→ Task item: The task calls for the count of lines containing "megamiles" in these records, given as a number with no other words.

★ ★ ★ ★ ★

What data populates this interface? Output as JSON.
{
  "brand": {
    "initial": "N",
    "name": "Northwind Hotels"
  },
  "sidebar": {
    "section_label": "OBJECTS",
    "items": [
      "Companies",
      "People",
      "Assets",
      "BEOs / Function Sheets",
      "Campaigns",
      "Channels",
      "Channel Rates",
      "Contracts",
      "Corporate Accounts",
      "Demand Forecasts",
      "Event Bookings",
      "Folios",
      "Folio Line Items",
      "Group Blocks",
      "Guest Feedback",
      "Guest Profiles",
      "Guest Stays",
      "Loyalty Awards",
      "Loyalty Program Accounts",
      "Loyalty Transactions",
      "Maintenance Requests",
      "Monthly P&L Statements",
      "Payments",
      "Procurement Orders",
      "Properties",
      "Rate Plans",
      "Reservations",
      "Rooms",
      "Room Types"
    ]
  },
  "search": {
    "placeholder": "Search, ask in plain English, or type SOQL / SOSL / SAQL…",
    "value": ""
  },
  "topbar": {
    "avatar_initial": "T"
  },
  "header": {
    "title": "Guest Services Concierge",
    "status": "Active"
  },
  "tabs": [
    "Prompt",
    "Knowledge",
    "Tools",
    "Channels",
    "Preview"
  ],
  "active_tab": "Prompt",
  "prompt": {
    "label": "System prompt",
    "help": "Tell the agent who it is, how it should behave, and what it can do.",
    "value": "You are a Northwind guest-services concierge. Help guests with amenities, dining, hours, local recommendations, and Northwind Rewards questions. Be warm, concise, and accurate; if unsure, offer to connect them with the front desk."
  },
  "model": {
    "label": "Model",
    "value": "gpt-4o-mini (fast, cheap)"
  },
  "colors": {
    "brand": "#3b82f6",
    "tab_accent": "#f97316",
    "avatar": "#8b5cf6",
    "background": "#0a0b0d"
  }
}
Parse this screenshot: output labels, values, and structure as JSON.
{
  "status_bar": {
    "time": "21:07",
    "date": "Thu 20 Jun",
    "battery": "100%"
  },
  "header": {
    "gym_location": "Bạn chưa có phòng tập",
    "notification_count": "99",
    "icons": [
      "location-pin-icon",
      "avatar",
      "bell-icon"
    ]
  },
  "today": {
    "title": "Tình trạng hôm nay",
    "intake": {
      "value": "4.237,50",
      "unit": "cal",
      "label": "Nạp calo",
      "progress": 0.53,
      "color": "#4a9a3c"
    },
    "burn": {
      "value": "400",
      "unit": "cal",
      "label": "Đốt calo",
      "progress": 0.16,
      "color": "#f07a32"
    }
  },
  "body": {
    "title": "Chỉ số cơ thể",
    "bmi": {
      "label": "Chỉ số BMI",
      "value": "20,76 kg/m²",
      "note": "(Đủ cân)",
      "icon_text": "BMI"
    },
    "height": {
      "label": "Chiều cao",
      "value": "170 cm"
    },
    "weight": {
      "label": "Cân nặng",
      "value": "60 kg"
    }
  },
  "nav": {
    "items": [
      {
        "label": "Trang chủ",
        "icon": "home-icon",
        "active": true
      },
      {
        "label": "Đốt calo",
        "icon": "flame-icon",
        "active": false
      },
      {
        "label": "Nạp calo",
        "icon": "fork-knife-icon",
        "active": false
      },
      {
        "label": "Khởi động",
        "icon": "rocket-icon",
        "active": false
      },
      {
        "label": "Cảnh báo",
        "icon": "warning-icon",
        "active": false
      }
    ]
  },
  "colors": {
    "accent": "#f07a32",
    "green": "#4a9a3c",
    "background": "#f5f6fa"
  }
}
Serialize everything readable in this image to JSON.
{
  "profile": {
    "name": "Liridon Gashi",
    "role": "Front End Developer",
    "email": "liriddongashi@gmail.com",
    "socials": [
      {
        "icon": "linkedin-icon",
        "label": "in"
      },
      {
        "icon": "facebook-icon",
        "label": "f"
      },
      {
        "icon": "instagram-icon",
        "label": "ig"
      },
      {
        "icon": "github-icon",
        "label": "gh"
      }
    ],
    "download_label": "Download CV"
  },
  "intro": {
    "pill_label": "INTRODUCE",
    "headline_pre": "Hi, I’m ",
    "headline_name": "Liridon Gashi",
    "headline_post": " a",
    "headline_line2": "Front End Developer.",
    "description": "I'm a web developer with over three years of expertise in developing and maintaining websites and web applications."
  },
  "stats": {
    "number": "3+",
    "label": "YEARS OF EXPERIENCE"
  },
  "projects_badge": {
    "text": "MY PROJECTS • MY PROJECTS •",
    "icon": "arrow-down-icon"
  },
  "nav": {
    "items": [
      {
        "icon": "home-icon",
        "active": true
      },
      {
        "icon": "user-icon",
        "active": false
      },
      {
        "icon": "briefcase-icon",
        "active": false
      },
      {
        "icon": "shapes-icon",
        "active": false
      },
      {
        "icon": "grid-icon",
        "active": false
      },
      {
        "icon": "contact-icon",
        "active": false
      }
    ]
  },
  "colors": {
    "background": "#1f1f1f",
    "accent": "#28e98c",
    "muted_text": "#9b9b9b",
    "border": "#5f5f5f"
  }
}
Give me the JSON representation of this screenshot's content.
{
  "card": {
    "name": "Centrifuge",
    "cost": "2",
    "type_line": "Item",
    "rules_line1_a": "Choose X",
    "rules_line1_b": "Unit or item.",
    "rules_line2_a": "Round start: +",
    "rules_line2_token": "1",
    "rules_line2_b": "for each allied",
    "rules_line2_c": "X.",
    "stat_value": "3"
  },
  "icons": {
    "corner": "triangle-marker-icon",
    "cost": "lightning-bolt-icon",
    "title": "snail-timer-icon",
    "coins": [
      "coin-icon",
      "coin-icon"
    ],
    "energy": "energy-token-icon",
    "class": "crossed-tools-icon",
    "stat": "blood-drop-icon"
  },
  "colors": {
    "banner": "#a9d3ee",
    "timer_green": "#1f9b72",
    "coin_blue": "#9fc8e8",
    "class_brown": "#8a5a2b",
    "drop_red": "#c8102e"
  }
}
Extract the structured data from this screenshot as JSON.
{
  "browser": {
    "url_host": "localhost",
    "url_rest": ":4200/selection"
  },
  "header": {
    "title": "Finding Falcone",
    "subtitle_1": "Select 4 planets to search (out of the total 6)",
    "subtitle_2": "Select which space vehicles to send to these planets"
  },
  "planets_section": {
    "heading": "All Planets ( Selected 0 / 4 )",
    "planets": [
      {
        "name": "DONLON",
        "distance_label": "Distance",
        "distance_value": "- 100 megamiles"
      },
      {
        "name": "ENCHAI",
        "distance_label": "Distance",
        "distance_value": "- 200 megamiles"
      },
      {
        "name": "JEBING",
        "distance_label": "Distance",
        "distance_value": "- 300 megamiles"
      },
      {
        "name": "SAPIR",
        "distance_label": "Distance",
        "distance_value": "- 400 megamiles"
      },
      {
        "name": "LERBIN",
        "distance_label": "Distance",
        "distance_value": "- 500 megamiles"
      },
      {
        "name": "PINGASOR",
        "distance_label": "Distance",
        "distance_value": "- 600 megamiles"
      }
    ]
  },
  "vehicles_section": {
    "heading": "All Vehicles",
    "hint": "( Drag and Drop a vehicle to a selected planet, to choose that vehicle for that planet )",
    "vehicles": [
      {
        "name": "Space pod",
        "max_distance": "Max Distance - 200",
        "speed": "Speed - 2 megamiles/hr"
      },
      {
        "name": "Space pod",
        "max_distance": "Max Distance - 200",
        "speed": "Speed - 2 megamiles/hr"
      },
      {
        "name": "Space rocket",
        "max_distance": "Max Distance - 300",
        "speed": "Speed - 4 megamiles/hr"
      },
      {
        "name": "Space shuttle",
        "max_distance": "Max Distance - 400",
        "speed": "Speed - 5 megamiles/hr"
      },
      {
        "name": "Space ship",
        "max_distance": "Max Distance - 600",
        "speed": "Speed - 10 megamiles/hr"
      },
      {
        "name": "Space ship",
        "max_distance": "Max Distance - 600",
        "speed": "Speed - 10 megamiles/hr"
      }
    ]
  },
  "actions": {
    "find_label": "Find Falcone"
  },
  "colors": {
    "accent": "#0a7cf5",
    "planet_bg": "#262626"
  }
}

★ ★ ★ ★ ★

→ Answer to this task: 12